§  Question
·         Was the cop’s examination of Diamond Dan’s luggage legal? 
§  4th Amendment
·         “The right of the people to be secure in their persons, houses, papers, and effects against unreasonable searches and seizures, shall not be violated, and no Warrants shall issue, but upon probable cause, supported by oath or affirmation, and particularly describing the place to be searched, and the persons or thin

al rule or court announced rule that applies to the facts?
§  Steps to Briefing a Supreme Court Case
·         Analysis:  What was the Court’s holding?  How many justices agreed with the opinion?  What was the rationale that the Court used to reach its conclusion?  What theoretical construct did the Court create or refer to in reaching its decision?
·         Judgment:  Who Won?
·         Dissenting/Concurring Opinions:  (There will be one or many in virtually every case.)  How do these opinions articulate the case holding?  What facts do they emphasize that the majority ignores?  What is the theoretical basis for their opinion?  Are they truer to the Court’s precedent or to the language of the Constitution?  What danger’s do they predict for the future?
§  Exceptions to the warrant requirement
o   Courts have developed a number of exceptions to the warrant requirement:
·         Consent searches
o   If a party gives consent to a search, a warrant is not required, even if the party is unaware of their right to refuse to cooperate. There are exceptions and complications to the rule, including the scope of the consent given, whether the consent is voluntarily given, and whether an individual has the right to consent to a search of another's property.[56] ·         Plain view doctrine

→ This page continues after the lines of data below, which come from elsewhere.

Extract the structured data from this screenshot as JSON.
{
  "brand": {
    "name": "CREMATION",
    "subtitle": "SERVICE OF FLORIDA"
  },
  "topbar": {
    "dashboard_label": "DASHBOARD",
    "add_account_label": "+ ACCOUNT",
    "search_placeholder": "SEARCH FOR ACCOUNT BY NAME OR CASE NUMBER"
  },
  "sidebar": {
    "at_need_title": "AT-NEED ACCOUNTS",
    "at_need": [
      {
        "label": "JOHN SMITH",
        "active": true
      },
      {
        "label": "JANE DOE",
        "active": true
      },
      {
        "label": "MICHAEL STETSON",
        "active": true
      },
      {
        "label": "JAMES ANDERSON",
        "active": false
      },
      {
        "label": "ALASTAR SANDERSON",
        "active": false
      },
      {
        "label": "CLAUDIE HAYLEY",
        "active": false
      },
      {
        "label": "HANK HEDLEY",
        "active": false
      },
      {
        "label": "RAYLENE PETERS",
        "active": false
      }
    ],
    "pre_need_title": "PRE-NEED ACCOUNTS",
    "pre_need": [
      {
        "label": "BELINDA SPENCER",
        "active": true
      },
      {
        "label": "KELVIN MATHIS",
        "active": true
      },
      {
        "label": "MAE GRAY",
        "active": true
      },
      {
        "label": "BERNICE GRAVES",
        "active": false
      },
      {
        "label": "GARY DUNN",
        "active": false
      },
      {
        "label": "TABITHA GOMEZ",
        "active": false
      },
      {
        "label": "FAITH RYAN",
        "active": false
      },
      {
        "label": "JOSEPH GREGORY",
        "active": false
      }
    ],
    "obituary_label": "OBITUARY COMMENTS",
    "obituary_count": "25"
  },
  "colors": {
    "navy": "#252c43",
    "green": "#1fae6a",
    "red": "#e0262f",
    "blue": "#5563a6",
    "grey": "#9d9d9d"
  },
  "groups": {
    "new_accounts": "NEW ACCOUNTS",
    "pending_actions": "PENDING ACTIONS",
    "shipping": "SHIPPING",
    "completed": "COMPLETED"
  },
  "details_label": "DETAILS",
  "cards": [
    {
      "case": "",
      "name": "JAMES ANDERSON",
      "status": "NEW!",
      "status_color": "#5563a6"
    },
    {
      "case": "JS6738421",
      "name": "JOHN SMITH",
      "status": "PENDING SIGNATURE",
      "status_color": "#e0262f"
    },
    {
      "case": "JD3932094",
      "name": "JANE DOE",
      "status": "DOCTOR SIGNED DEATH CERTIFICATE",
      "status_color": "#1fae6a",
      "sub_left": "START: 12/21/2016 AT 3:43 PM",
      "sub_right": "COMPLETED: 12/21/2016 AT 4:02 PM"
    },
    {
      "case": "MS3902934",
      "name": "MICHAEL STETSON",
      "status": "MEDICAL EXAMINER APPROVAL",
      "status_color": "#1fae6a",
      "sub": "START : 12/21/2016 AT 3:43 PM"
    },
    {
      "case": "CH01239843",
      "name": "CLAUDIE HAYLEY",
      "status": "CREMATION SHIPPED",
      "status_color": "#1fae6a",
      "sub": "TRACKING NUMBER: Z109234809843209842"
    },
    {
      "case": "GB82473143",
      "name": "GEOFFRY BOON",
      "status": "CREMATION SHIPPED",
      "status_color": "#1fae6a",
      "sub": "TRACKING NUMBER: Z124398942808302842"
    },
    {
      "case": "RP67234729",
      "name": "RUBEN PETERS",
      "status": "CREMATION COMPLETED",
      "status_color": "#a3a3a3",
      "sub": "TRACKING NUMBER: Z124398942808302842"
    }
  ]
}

o   If an officer is lawfully present, he may seize objects that are in “plain view”. However, the officer must have had probable cause to believe that the objects are contraband.[57] ·         Open fields doctrine
o   Similarly, “open fields” such as pastures, open water, and woods may be searched without a warrant, on the ground that conduct occurring therein would have no reasonable expectation of privacy.
o   The doctrine was first articulated by the Supreme Court in Hester v. United States, 265 U.S. 57 (1924), which stated that “the special protection accorded by the Fourth Amendment to the people in their ‘persons, houses, papers, and effects,’ is not extended to the open fields.” The decision was rendered on the ground that “open fields are not a 'constitutionally protected area' because they cannot be construed as “persons, houses, papers, [or] effects.”
o   In Oliver v. United States, 466 U.S. 170 (1984), the police ignored a “no trespassing” sign and a fence, trespassed onto the suspect's land without a warrant, followed a path for hundreds of feet, and discovered a field of marijuana. The Supreme Court ruled that no search had taken place, because there was no privacy expectation regarding an open field:  open fields do not provide the setting for those intimate activities that the Amendment is intended to shelter from government interference or surveillance. There is no societal interest in protecting the privacy of those activities, such as the cultivation of crops, that occur in open fields.[58]